There are many reasons for sharp blades being safer than dull ones, but the primary reason is that a sharp blade doest get caught on materials often and gives you more control over your blade. Control over your knife edge is the key to using it safely, and a dull blade can sometimes make you apply a lot of pressure to cut through things to the point where you lose control of your knife.

Don’t Let Your Knife Rust

Rust is a big problem for knife blades, and it is best to make sure your knife doesn’t rust. Not only is a rusty knife blade not very pleasant to look at, but it can contaminated materials that you cut with your knife.

Cooking food with a rusty knife or using it on objects that indirectly come into contact with food can cause serious problems. A clean blade also ensures that you are less likely to introduce rust particles into your bloodstream if you accidentally cut yourself or someone else with your knife.

Rust has many other destructive qualities that can completely destroy your blade if left unattended. For more information, make sure to check out my article on ways to prevent your pocket knife from rustingOpens in a new tab..

Take It Slow and Be Careful

While it may seem a little obvious, taking it extremely slow and being careful when using a knife is the most effective technique for using your blade safely.

Before whipping out your blade, think through what task you’re about to do. How long is it going to take? What my your surroundings like? Will my surroundings change (such as people moving) while I’m using my knife? Take into consideration your surroundings, the task at hand, your mental state, and any other significant factors that could influence your knife skills.

Once you have determined that it’s safe and logical to use your knife, work slowly, and don’t try to rush whatever task you are setting out to complete. Work methodically and don’t get distracted without putting away your knife safely.

Final Thoughts

Knives are incredible tools that can be used for both good and bad in this world. Knives by themselves are nearly harmless, and it’s the people using them that often give them a lousy reputation and use them for evil purposes.

With the right training, information, and skills, you can safely use a knife to complete tasks that enrich your life and others around you. It all comes down to being careful and thoughtful whenever you use your knife.

If you’re interested, below are a few of the best and most popular pocket knives of all time that I really think you’d enjoy. So go check them out if you’re considering getting your first knife or just expanding your collection!

Townsen Bell

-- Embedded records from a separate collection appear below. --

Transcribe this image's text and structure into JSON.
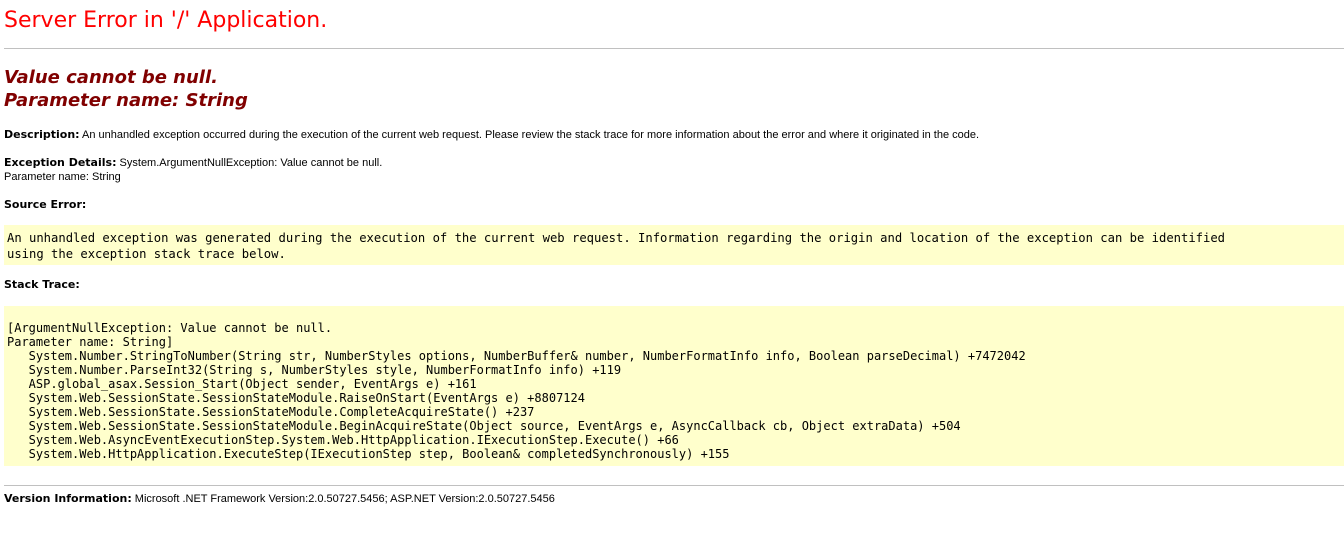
{
  "page": {
    "title": "Server Error in '/' Application.",
    "error_message": [
      "Value cannot be null.",
      "Parameter name: String"
    ]
  },
  "description": {
    "label": "Description:",
    "text": "An unhandled exception occurred during the execution of the current web request. Please review the stack trace for more information about the error and where it originated in the code."
  },
  "exception_details": {
    "label": "Exception Details:",
    "text": "System.ArgumentNullException: Value cannot be null.",
    "text2": "Parameter name: String"
  },
  "source_error": {
    "label": "Source Error:",
    "lines": [
      "An unhandled exception was generated during the execution of the current web request. Information regarding the origin and location of the exception can be identified",
      "using the exception stack trace below."
    ]
  },
  "stack_trace": {
    "label": "Stack Trace:",
    "lines": [
      "[ArgumentNullException: Value cannot be null.",
      "Parameter name: String]",
      "   System.Number.StringToNumber(String str, NumberStyles options, NumberBuffer& number, NumberFormatInfo info, Boolean parseDecimal) +7472042",
      "   System.Number.ParseInt32(String s, NumberStyles style, NumberFormatInfo info) +119",
      "   ASP.global_asax.Session_Start(Object sender, EventArgs e) +161",
      "   System.Web.SessionState.SessionStateModule.RaiseOnStart(EventArgs e) +8807124",
      "   System.Web.SessionState.SessionStateModule.CompleteAcquireState() +237",
      "   System.Web.SessionState.SessionStateModule.BeginAcquireState(Object source, EventArgs e, AsyncCallback cb, Object extraData) +504",
      "   System.Web.AsyncEventExecutionStep.System.Web.HttpApplication.IExecutionStep.Execute() +66",
      "   System.Web.HttpApplication.ExecuteStep(IExecutionStep step, Boolean& completedSynchronously) +155"
    ]
  },
  "version_info": {
    "label": "Version Information:",
    "text": "Microsoft .NET Framework Version:2.0.50727.5456; ASP.NET Version:2.0.50727.5456"
  },
  "colors": {
    "title": "#ff0000",
    "error_message": "#800000",
    "code_background": "#ffffcc",
    "rule": "#c0c0c0"
  }
}
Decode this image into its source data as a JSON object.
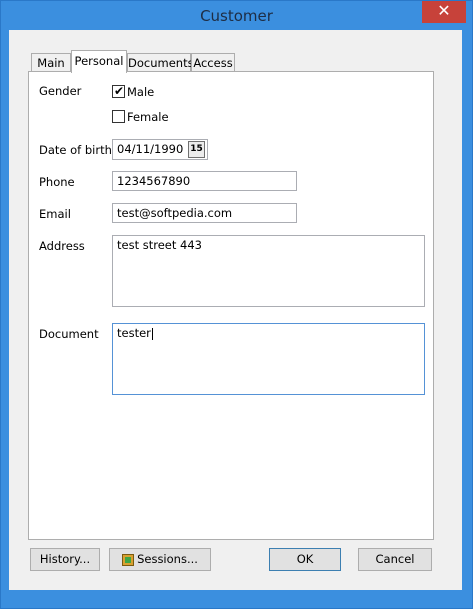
{
  "window": {
    "title": "Customer",
    "close_glyph": "✕"
  },
  "tabs": [
    {
      "label": "Main",
      "active": false
    },
    {
      "label": "Personal",
      "active": true
    },
    {
      "label": "Documents",
      "active": false
    },
    {
      "label": "Access",
      "active": false
    }
  ],
  "personal": {
    "gender_label": "Gender",
    "male_label": "Male",
    "male_checked": true,
    "female_label": "Female",
    "female_checked": false,
    "dob_label": "Date of birth",
    "dob_value": "04/11/1990",
    "calendar_glyph": "15",
    "phone_label": "Phone",
    "phone_value": "1234567890",
    "email_label": "Email",
    "email_value": "test@softpedia.com",
    "address_label": "Address",
    "address_value": "test street 443",
    "document_label": "Document",
    "document_value": "tester"
  },
  "buttons": {
    "history": "History...",
    "sessions": "Sessions...",
    "ok": "OK",
    "cancel": "Cancel"
  }
}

I'm the founder and primary author at Knife Manual. Over many years, I have become proficient at survival and bushcraft skills through lots of practice and many great teachers. I enjoy spending time outdoors, collecting knives, and learning new skills.

Recent Posts